‘The Divide’ wasn’t steep at all and had some nice recovery sections interspersed to make it even easier on our legs. And we were being assisted by a tailwind. When we reached the top, we knew the elevation profile for the next 25 miles was a steep downhill–25 glorious, tailwind assisted miles.
Our destination for the day was the lower 40 of a little store and gas station in Grassrange, near the intersection of Highway 87 and State Route 19. We set up our tents under a couple of trees, showered inside the store’s restrooms (being extra careful to not let any of our personal items touch the floor or anything else), snacked on food from the store, then ate dinner in their little diner. The big bonus was the nice people working in this establishment and their awesome wifi.
We set up blog central in a back room of the diner, and were busy working on our blogs, when a young fella named Logan popped in to see if the bikes behind the store belonged to us. And that was the beginning of a long and entertaining conversation with this 20 year old young man who is riding the Northern Tier solo, heading westbound. What makes a youngster like him even think of doing something like this? How can he afford it? What do his parents think? Does his Mom worry about him? Does get to stay in motels like we do, or does he have to camp every night to economise? So many questions, and so little time.
Ben, the big fella to the left of Logan, in the below photo, is Logan’s uncle and used to work in this area. He knows the lay of the land, so he volunteered to be Logan’s SAG wagon and tour guide for a week or so, as he cycles through this area. Pretty awesome, eh? Logan told us that his Mom is a Warm Showers host right on the route in Minnesota, so we are going to try to work our schedule around a stop at her place, where we plan to tell her what a great young man her son is. Be safe, Logan!
There were several official historical markers, today, and wild horses could not keep us from stopping to read every single one of them. You can do that when you’re riding a bike. As I said yesterday, Montana sure does like its history. Texas was the same way. I’d love to have the job where you do nothing but write the text for these markers. Of course, first I’d have to learn how to write.

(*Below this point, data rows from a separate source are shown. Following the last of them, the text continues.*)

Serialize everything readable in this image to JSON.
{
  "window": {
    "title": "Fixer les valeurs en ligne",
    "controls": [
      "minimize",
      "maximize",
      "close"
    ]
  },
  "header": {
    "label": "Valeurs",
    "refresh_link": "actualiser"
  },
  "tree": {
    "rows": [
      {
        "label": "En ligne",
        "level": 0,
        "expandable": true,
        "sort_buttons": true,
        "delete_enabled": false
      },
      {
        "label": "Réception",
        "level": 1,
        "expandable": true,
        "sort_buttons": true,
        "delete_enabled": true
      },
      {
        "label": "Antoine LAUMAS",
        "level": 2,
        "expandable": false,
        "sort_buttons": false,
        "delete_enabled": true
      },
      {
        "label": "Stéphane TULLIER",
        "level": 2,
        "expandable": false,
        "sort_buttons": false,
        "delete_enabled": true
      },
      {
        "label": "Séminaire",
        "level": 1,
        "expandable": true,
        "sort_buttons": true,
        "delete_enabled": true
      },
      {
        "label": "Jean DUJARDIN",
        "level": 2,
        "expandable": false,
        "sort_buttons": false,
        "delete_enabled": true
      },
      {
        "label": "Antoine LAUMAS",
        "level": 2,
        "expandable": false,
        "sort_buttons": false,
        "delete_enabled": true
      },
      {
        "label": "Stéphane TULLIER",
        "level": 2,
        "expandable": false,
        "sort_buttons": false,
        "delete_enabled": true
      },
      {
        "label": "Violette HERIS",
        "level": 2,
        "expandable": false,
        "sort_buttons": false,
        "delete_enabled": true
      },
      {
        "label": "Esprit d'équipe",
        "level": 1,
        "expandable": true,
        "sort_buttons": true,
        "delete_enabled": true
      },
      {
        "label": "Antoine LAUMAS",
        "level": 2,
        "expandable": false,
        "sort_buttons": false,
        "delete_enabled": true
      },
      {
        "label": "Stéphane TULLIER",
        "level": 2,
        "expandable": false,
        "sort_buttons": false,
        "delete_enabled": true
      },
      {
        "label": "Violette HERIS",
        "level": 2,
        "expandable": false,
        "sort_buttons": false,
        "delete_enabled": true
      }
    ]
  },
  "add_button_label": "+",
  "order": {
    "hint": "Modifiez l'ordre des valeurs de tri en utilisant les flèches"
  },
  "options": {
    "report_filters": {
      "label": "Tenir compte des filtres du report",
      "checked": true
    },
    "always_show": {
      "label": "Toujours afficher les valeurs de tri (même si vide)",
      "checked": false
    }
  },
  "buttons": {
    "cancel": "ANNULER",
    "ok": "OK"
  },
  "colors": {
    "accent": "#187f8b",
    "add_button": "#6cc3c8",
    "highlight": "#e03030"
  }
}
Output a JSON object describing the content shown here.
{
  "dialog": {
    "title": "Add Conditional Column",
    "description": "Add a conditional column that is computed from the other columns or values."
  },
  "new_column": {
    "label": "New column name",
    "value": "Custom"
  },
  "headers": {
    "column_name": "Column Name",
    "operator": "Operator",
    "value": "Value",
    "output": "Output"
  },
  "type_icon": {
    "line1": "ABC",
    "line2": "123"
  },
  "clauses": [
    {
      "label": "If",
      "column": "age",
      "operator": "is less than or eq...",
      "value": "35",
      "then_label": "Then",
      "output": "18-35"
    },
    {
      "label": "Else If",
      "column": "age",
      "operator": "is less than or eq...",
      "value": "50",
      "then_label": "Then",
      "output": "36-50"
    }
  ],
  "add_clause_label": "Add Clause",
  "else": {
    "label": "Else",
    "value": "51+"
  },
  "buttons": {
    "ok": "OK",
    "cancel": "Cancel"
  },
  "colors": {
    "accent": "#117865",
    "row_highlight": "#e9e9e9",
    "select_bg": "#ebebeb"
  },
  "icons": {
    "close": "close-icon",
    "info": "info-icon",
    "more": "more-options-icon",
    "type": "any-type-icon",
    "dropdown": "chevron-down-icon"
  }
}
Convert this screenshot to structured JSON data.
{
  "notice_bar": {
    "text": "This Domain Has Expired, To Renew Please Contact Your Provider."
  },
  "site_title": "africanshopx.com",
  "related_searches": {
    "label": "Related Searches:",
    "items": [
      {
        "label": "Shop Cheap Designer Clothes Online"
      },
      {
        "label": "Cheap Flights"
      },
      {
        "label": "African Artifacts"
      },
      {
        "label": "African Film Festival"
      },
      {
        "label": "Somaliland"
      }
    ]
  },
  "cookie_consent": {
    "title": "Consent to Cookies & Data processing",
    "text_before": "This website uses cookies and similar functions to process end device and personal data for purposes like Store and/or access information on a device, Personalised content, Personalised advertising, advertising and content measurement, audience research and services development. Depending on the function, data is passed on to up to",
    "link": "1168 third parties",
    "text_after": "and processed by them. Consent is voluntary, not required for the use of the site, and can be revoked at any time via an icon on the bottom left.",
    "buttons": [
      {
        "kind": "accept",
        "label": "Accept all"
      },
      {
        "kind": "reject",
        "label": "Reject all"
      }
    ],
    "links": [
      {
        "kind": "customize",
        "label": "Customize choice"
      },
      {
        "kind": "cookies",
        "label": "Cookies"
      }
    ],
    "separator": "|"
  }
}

Special section for my grandson Jace Janusz: We came across a John Deere dealership, just before reaching Lewistown, and I thought he might enjoy some photos. Maybe my friend Jean can hook me and Jace up with a tractor tour, when I get home from this adventure.